Look through the entries for the string "this" and copy every line where it shows up.
*** TASK INPUTS Section Begins ***
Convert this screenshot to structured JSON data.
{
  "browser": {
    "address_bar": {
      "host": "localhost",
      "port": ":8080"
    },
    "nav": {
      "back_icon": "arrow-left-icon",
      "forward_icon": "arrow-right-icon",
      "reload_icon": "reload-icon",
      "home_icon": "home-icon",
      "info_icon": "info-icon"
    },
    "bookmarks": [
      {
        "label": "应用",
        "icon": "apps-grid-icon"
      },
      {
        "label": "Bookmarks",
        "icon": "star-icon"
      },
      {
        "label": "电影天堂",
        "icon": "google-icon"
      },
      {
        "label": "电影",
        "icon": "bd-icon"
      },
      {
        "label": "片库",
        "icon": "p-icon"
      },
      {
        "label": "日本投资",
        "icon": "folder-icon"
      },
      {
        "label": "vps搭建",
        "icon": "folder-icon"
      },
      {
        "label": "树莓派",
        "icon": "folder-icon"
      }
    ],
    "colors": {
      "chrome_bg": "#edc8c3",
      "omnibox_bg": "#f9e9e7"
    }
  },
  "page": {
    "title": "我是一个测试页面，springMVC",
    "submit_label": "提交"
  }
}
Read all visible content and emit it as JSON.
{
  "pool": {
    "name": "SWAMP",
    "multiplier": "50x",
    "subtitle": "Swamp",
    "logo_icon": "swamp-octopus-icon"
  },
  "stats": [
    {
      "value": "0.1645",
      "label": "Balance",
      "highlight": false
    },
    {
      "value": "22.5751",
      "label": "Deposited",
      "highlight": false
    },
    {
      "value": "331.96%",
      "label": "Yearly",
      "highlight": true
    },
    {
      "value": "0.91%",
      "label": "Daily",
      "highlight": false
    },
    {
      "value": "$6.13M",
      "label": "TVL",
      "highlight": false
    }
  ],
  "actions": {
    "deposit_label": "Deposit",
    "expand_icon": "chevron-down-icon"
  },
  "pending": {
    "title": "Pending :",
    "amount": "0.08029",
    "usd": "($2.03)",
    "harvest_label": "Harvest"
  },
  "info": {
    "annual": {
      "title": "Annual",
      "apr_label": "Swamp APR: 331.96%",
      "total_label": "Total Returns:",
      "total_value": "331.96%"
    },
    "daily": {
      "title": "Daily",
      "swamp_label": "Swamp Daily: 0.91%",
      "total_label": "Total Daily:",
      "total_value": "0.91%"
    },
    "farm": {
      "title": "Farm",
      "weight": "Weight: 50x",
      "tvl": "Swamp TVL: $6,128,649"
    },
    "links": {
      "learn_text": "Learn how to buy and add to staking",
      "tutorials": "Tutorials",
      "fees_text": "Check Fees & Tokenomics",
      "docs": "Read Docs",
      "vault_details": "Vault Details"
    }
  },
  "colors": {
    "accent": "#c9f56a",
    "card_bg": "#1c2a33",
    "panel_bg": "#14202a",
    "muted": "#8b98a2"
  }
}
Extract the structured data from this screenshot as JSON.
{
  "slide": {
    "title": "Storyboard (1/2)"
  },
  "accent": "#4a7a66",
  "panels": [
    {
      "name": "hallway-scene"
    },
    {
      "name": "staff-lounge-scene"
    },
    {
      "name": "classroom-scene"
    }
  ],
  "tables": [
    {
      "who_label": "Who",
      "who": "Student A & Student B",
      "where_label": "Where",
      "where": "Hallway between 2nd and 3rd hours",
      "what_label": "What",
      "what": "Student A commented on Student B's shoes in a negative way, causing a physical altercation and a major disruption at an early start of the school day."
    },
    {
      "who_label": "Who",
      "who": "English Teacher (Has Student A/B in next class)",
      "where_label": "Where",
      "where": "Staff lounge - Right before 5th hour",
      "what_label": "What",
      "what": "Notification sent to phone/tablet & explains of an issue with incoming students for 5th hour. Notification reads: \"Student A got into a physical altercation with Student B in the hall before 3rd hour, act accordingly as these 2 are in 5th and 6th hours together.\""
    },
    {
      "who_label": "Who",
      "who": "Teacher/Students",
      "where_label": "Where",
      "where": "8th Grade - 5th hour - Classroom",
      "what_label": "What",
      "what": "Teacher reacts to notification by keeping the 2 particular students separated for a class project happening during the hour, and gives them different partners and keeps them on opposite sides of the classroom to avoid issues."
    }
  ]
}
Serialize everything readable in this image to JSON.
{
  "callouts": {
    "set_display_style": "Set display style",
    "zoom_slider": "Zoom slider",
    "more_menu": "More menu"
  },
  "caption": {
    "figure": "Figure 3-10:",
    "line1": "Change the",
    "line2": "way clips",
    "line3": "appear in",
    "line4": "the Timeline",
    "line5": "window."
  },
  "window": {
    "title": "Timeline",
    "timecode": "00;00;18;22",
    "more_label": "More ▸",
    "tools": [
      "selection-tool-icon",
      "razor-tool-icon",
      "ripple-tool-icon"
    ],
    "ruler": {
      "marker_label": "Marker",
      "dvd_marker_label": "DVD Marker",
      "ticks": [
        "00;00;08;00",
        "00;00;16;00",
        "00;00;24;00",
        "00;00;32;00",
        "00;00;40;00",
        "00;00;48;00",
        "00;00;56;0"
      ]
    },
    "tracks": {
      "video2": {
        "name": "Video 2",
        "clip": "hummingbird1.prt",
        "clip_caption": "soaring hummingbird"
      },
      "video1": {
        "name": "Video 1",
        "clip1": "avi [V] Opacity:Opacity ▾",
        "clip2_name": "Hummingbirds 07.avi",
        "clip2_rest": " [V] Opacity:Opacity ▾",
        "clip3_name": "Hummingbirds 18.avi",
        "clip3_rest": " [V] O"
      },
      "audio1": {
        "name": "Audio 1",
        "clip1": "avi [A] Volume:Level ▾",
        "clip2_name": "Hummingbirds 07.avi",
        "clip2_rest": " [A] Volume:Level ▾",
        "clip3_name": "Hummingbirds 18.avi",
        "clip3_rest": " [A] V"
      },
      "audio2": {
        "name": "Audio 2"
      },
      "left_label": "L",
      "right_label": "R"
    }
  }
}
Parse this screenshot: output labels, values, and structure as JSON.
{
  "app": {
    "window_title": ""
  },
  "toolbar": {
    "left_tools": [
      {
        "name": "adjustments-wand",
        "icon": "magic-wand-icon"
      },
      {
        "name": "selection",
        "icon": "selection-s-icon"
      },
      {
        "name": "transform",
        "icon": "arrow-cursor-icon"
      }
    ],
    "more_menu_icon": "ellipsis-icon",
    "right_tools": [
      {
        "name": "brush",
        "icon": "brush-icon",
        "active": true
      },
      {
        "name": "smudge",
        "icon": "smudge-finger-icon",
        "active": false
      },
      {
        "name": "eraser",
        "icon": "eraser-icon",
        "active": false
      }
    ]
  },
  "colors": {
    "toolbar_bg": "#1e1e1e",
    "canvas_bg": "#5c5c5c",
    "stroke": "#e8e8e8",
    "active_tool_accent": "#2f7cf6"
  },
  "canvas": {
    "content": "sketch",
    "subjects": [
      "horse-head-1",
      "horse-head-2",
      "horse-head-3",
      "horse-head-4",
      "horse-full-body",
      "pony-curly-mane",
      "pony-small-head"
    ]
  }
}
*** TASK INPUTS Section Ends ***
▶ YOUR RESPONSE:
Convert this screenshot to structured JSON data.
Extract the structured data from this screenshot as JSON.
Serialize everything readable in this image to JSON.
Parse this screenshot: output labels, values, and structure as JSON.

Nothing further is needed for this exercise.